  • Reduce domestic violence: Data from longitudinal studies are clear, both men and women are perpetrators and victims of intimate partner violence (ipv) and households where there is IPV are at increased risk for physical and psychological abuse perpetrated by both the perpetrators and the victims of IPV. We are moving the needle on this one, IPV has fallen over 70% in the US since 1993. Continued efforts to reduce violence between partners really benefits children.
  • Build social networks among young families: Isolation, post-partum depression, poverty, and stress are a deadly in combination. Humans are social animals. Support in terms of: group well child care, expanded community engagement and other efforts to support new families and establish connections will reduce the risk of harm.
  • Get serious about reducing prenatal exposure to substances by enhancing screening and treatment: Alcohol is a clear and established threat to the development of young children and it interferes with effective parenting. Much less research has been done with prenatal exposure to marijuana but the studies to date indicate increased risks to the fetus in terms of subsequent mental retardation. Both substances can interfere with parental caregiving. Screening and treatment done in a non-punitive manner are much more likely to help the child and sustain families.
  • Make access to home visitors such as public health nurses or SafeCare counselors routine for all new parents under 22 years of age triggered by the registrations of births: The Nurse Family Partnership and SafeCare are two home visiting programs for families with young children that have been shown to have many benefits in terms of reduced use of medical care, greater child safety, and better outcomes for mothers.  Both are well established in Colorado but only about a third of families offered these services use them. We need to link these services to newborn nurseries and doctor’s offices and make the benefits clear to the participants.
  • Advance girl’s education: The strong correlation between maternal years of education and rates of harsh punishment and shaking of their young children is clear. We need programs and policies that keep girls in school and help complete their education. Not only are children get maltreated less by more educated parents, they have advanced communication skills, finish school at higher rates, and have lower rates of other adverse childhood experiences.
  • Delay childbearing: Closely related to number 1, teens who have access to Long-acting reversible contraceptives and who delay childbearing until after age 20 are less likely to use harsh punishment, are more empathetic to their children’s needs, and have higher incomes. Their children are much more likely to prosper.
  • Establish family-friendly business practices: Kids need parental investment and care.  Paid maternal leave has been shown to significantly reduce shaken baby syndrome and the benefits of parents being able to attend school functions, teacher conferences, and child sports activities are well-known.

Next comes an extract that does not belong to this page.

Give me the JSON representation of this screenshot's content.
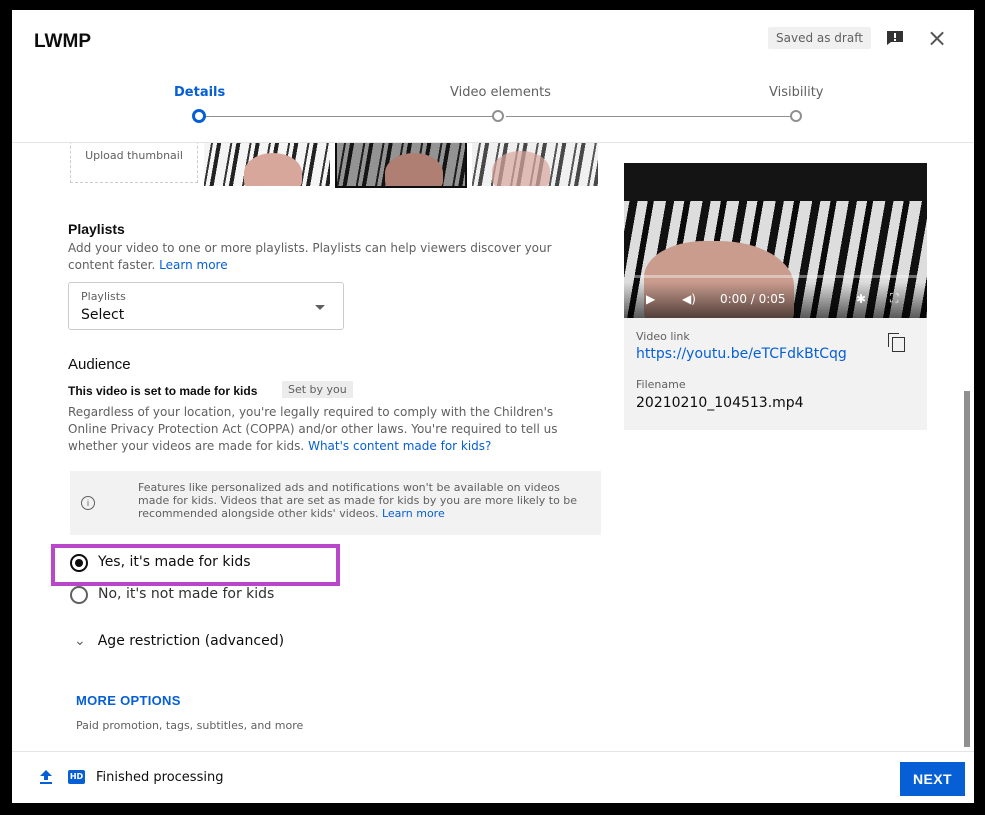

So, let’s make April the start of some very concrete steps that will reduce child abuse. I realize that this might put our Kempe Center out of business but won’t that be great for kids and society when we are no longer needed.

Des Runyan, MD

Executive Director, The Kempe Center for the Prevention and Treatment of Child Abuse and Neglect